United States v. Le Baron (71 U.S. 642)/Opinion of the Court
It was decided, when this case was in this court before, that the bond, which is the foundation of the suit, was obligatory from the time of its acceptance by the Postmaster-General, and not from its date; and also that the term of office of Beers commenced, under his appointment, by and with the advice and consent of the Senate, on the day of that acceptance.

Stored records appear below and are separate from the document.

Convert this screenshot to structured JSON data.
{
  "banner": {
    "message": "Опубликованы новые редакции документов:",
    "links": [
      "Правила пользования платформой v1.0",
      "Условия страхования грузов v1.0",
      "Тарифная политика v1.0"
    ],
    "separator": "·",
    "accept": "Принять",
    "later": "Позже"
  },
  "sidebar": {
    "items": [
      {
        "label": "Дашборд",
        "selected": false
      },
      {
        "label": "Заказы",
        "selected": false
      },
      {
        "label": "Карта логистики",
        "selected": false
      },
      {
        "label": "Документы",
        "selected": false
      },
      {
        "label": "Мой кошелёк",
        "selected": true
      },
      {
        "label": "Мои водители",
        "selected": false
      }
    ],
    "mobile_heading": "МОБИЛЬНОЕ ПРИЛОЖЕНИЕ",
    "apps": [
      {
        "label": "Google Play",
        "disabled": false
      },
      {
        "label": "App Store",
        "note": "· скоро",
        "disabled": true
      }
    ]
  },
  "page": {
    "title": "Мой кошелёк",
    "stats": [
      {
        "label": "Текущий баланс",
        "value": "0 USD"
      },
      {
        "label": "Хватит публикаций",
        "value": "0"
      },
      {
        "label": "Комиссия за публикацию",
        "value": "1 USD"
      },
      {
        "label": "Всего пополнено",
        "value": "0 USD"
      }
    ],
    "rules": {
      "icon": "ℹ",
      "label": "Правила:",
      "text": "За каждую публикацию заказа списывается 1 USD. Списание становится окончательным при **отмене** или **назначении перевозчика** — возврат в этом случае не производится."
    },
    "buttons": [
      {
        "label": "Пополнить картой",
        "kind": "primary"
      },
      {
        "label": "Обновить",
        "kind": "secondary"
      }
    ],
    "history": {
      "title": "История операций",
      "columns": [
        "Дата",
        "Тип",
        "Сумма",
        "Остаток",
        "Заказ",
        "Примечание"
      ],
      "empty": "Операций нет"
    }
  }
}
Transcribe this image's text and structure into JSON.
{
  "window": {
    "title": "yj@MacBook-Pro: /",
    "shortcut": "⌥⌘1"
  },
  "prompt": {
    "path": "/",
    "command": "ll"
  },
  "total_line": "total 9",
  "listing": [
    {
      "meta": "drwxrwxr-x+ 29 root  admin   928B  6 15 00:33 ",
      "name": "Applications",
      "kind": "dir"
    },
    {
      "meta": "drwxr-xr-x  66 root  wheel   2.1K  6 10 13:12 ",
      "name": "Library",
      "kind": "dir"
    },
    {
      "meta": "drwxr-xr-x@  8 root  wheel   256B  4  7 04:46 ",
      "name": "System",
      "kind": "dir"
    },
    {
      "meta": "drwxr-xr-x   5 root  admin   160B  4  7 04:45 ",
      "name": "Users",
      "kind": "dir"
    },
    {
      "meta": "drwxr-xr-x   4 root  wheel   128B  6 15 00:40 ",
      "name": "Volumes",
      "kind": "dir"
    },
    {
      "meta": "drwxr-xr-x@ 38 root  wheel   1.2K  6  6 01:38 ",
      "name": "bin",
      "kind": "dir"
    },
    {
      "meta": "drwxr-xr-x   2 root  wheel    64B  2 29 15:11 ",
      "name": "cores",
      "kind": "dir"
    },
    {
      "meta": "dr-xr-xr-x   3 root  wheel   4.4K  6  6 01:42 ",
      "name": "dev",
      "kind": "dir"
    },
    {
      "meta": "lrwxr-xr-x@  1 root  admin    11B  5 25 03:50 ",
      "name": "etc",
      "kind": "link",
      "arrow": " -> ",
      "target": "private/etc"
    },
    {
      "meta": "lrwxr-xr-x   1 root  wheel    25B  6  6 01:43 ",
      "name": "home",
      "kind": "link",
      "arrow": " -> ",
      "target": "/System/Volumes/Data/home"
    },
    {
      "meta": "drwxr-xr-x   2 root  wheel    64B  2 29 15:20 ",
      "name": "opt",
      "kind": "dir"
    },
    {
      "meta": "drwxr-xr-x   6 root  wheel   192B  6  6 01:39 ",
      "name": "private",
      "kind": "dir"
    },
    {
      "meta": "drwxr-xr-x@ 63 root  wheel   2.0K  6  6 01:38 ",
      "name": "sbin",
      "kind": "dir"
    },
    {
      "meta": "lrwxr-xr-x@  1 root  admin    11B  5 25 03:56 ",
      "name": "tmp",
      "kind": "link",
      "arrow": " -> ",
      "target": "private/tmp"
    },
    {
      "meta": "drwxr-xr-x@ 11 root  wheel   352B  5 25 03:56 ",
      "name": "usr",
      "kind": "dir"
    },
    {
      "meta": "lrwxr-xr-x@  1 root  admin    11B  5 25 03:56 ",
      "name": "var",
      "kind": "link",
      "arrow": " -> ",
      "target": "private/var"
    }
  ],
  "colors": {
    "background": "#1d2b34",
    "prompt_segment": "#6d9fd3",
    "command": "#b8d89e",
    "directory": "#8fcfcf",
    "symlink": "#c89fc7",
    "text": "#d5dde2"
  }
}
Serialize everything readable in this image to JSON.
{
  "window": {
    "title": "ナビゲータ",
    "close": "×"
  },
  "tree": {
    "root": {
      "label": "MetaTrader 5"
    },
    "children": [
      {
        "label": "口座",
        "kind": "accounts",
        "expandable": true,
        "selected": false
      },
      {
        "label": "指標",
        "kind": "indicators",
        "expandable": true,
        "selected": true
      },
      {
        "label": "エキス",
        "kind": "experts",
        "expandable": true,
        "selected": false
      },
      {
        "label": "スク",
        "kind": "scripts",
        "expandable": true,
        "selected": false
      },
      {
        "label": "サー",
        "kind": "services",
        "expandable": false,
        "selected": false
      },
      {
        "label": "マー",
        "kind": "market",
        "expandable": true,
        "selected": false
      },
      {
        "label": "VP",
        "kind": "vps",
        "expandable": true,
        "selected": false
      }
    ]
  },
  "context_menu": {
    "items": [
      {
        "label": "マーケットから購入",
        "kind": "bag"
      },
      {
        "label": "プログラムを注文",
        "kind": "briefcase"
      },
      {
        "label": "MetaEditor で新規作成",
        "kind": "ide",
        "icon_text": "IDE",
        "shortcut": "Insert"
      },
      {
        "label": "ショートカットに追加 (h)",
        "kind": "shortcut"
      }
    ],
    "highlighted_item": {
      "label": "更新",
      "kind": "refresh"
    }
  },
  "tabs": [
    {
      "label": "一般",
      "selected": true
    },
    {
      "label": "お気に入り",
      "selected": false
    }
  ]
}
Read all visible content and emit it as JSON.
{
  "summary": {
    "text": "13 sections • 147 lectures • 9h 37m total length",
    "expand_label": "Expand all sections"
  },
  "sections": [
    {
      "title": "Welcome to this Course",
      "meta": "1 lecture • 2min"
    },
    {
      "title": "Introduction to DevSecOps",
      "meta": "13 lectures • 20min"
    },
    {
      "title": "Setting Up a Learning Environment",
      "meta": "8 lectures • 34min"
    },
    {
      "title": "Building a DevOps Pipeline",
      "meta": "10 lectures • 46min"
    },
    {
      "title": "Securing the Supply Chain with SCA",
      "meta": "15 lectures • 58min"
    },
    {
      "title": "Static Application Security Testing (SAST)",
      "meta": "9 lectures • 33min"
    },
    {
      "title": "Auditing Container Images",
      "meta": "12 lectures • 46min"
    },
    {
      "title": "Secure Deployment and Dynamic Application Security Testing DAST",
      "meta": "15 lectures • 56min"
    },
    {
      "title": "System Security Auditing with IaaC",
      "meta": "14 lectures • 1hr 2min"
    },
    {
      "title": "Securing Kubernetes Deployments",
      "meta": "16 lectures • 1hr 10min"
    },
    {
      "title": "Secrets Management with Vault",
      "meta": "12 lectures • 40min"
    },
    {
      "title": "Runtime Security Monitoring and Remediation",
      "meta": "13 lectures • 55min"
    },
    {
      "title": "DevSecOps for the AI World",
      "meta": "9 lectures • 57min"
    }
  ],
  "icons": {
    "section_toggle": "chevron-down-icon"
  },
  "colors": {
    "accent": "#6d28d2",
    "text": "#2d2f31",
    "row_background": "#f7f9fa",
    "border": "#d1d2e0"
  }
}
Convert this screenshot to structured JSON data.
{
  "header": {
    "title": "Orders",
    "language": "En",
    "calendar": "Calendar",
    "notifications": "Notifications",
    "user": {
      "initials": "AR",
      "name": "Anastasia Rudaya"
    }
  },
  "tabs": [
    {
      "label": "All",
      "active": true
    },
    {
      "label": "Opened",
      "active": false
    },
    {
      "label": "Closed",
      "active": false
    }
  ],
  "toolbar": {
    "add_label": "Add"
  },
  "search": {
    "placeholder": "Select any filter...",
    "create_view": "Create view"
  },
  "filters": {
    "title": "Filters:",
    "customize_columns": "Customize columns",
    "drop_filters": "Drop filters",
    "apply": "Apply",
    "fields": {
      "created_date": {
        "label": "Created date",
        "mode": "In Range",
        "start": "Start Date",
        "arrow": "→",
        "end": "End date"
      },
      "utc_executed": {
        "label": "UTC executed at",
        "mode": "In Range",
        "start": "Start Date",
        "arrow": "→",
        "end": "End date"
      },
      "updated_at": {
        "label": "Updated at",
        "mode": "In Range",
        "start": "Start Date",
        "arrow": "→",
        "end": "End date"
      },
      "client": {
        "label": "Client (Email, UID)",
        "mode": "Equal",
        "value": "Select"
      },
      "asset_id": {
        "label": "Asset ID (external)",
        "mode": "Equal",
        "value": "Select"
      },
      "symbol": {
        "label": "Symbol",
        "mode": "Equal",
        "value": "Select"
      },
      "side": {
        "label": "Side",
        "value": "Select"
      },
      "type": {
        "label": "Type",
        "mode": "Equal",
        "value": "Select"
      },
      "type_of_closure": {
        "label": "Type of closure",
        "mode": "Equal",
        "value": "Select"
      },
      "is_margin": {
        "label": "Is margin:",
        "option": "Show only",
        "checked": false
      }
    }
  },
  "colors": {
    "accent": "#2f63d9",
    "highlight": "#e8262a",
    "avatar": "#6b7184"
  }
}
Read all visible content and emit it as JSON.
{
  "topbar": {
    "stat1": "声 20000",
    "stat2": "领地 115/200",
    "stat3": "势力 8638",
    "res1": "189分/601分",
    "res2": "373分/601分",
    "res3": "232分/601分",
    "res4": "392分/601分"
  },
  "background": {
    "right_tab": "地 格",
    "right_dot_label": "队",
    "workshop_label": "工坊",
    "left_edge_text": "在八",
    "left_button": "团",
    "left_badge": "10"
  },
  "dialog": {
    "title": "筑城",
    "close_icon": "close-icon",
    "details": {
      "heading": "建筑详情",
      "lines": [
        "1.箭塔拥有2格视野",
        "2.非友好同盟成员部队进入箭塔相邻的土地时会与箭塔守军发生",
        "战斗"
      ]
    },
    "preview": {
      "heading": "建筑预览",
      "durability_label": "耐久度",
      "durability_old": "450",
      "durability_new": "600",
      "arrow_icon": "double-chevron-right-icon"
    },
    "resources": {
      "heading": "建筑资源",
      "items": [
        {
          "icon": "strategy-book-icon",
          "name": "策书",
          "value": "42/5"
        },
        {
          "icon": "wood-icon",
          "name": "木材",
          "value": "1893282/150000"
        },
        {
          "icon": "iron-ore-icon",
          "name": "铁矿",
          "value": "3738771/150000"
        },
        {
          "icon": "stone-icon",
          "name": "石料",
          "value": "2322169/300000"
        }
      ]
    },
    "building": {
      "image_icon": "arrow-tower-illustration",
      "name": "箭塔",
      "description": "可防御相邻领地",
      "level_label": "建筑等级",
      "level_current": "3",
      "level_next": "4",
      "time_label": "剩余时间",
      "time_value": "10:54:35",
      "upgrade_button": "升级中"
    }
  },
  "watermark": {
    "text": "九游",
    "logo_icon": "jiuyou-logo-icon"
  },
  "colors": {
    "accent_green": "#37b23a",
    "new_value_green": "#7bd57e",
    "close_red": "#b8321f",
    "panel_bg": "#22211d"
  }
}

The case having been remitted to the Circuit Court for a new trial, that court directed a verdict for the defendant, on the ground that there was a variance between the bond offered in evidence and the one set out in the pleadings. The variance is supposed to have reference to the time the bond took effect. It is claimed that the bond is described as being dated and taking effect on the 1st day of July, 1850, whereas the evidence showed, that while it bore that date on its face, it was not approved by the Postmaster-General until the fifteenth day of that month, and, therefore, under the decision in 19th Howard, did not become the bond of defendant until the last-mentioned date.
Upon an examination of the declaration, it will be seen that the plaintiff declares on the bond, according to its legal effect, namely, that on July 1st, 1850, the defendant, by his certain writing obligatory, acknowledged himself indebted to the plaintiff in the sum of $20,000. This manner of declaring gives no date to the bond, and merely gives the time when defendant became bound by it to the plaintiff. The rule that allegations of time, quantity, value, &c., need not be proved with precision, but that a very large departure from the time, quantity, &c., alleged, is allowable, is so well understood, and is so much a matter of every-day practice, that no citation of authority to sustain it is necessary. An indictment charging a prisoner with murder on the first day of July would be sustained by proving a murder committed on the fifteenth of that month. How much more reasonable that a contract alleged to have been made on the first, may be supported by evidence of the same contract made on the fifteenth of the month?
But it is also a rule of evidence that when words used in a declaration are descriptive of the instrument declared on, it must, when offered in evidence, conform strictly to that description; and we concede that if it is alleged as part of the description of such an instrument that it bears such a date, or is dated of such a day, that no instrument will be admissible which does not bear that date.
It is said by counsel that this declaration gives such a description of the date of the bond. A careful examination of it, however, shows no attempt at such description, and merely the usual necessary allegation of the time when the contract was made. If, however, counsel are correct in their construction of the declaration, still there is no variance, because the bond read in evidence actually bears the date which it is claimed that the declaration ascribes to it, and it therefore conforms to the supposed description.
It is no variance, however, from the substance of the issue to show that, though dated the first of July, it took effect only on the fifteenth, because, as we have already shown the precise time when the contract became obligatory need not be proved on trial.
The attempt to show that, by the pleadings subsequent to the declaration, it became necessary to prove that the contract became obligatory on the very day alleged, is equally unsuccessful.
The defendant, by his third plea, alleges that from July 1st to September 30th his principal was deputy postmaster, under an appointment not confirmed by the Senate, and that the bond sued on was applicable to this appointment and to this period alone, and that during that time no default or breach of its condition occurred. The replication is, that on the day of the date of the bond, and from thenceforward for four years, Beers, the deputy postmaster, held under the appointment confirmed by the Senate, and that the bond covered his transactions during that time. To this defendant rejoined that Beers was not postmaster under the appointment set forth in the replication, but under the first-a Presidential appointment-and that the bond covered only the time mentioned in the plea.
As it was proved on the trial that the bond was accepted on the 15th July, 1850, it follows, under the former decision of this court, that from that time forth the bond covered his liability, and that it was under the last appointment. The plea of the defendant fails, therefore, except as to the time between the first and fifteenth of July. It is not perceived how the precise day when the bond took effect is material otherwise than this, and the court, by refusing to permit any breach to be proved within those fifteen days, would have fully protected the defendant.
All these pleas have relation to the legal effect of the bond, and none of them describe a bond different from the one offered in evidence. After the day had been fixed by proof at which the contract became binding, it was material that no breach should be proved before that time; but the proof which fixed that date was no variance from any pleading of the plaintiff, nor from the substance of any issue made in the case.
As these principles require a reversal of the case, it is not deemed necessary to notice the other exceptions which are unimportant, and may not arise on a new trial.